Microsoft is no longer allowing players to hack its games to access content that is locked away in the game's files or hidden somewhere in the disc that was not included in the final version of the game. This also includes on-disc DLC content that was locked away and required a download to unlock, such as Capcom's tendencies for having day one DLC hidden on the disc for players to buy later. This likely means goodbye to modding and hacking Microsoft Studios games on PC.
- You can't reverse engineer our games to access the assets or otherwise do things that the games don't normally permit in order to create your Items.
Of course, the usual disclaimers are in play, such as no pr0n, obscene, racist, hateful, violent or illegal activity (duh). While Microsoft has the final say on what is acceptable content, if the masses complain to Xbox, they'll likely put your content under the magnifying glass.
- You can't use Game Content to create an Item that is pornographic, lewd, obscene, vulgar, discriminatory (on the basis of race, religion, gender, sexual orientation, etc.), illegal, hate speech, promoting violence, drug use or any illegal activity, promoting crimes against humanity, genocide or torture, or is otherwise objectionable.

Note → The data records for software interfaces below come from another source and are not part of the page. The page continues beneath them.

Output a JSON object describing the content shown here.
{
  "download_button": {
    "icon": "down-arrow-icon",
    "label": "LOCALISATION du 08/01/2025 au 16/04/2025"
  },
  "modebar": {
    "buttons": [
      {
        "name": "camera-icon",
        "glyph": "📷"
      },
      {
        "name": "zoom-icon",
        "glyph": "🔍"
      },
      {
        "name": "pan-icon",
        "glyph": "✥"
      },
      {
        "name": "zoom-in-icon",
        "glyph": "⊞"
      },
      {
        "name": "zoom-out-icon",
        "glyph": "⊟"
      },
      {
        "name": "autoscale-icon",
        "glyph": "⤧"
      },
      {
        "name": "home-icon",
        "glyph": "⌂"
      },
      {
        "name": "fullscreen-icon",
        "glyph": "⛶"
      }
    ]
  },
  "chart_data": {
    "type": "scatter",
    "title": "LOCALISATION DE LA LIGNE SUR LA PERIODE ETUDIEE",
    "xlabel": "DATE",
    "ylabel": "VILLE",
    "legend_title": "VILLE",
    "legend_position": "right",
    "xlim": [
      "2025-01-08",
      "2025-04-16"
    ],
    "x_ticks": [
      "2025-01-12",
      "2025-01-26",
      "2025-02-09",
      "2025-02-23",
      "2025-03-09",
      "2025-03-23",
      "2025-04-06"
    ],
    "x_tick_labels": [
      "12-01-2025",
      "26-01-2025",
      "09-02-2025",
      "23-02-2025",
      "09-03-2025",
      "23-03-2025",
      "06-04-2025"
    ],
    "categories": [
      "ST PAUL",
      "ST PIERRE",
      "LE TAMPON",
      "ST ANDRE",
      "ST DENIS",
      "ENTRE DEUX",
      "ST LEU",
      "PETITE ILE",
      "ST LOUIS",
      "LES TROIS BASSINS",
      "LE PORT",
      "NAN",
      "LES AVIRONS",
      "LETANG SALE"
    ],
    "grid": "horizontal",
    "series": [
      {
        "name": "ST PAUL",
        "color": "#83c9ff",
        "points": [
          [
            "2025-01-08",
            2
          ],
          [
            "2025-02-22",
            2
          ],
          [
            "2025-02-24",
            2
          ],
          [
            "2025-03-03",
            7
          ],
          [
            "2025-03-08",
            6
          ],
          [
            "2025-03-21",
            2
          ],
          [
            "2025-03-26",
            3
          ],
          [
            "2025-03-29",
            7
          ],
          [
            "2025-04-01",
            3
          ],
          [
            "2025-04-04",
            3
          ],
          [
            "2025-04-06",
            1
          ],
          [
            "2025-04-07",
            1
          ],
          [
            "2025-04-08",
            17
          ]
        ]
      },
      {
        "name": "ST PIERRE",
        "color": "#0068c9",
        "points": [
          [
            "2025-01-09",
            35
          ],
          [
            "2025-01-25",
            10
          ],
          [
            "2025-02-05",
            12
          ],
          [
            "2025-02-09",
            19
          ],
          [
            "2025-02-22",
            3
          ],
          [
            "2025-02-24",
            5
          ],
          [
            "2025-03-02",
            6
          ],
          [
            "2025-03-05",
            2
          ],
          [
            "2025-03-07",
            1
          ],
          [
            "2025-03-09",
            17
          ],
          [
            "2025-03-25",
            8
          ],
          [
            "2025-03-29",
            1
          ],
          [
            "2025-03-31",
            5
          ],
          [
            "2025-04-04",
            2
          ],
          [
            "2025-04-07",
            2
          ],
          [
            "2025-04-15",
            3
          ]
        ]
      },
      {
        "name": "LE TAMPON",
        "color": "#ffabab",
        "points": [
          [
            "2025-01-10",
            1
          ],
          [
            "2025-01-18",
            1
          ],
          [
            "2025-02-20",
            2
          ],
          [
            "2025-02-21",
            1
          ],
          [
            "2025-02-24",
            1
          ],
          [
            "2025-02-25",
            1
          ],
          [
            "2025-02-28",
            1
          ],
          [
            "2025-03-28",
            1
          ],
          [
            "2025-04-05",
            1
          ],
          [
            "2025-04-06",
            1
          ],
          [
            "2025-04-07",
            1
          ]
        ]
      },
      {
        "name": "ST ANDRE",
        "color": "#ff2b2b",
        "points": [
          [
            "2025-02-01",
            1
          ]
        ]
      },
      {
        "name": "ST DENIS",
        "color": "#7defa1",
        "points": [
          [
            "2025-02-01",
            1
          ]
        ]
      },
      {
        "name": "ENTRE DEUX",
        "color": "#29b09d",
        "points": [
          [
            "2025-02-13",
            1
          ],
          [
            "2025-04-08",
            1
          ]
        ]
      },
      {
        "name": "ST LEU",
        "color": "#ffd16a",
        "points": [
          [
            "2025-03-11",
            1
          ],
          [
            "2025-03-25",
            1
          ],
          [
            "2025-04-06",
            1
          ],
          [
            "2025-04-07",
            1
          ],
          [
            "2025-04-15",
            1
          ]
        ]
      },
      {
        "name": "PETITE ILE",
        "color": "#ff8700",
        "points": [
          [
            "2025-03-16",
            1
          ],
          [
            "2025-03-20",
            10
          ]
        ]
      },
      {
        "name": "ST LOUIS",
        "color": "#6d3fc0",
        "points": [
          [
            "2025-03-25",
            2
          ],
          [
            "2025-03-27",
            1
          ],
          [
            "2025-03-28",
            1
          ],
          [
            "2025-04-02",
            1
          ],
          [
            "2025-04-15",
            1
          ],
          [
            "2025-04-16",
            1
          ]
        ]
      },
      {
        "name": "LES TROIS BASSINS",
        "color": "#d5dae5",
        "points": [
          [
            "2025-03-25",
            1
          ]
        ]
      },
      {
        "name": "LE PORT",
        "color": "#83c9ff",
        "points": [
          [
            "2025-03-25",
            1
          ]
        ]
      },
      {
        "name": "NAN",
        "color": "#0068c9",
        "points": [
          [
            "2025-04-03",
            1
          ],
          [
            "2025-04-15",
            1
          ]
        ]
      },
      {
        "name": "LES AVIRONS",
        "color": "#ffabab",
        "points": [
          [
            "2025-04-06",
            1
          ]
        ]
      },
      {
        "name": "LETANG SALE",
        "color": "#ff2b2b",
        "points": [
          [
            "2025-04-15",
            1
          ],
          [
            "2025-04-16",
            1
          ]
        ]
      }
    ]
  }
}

Whether an Item is "objectionable" is up to us, but you can expect us to be concerned if a significant number of people in the game’s community or the public at large report the content as offensive. If you see an Item or content that you consider objectionable, we recommend that you first report it to the online service where it is hosted, as it may violate that service’s policy too. But you can also report it to us here and we’ll see what we can do.
One of the last big rules Xbox mentioned are in regards to using its trademarked logos and names. Looks like you won't be able to use video game titles in your own content. We're honestly not sure how video reviews will be affected by the following rules:
- You can't use any of Microsoft's trademarked logos or names except in the ways described in the pages linked from www.microsoft.com/trademarks.
- In addition, your Items may not use the name of the Microsoft Game in their title. For example, we don't object to "Red vs. Blue". We don't object to "Operation Chastity". But we do object to "Halo [insert the title of your Item here]". We want to make sure consumers don't get confused.
Make sure you check Microsoft's Game Content Usage Rules website for other details (such as the use of video game music and audio segments). Please note that the blocky world of Minecraft, despite being owned by the Big M, has its own set of rules concerning these same topics. You can check out these rules on Mojang's official website.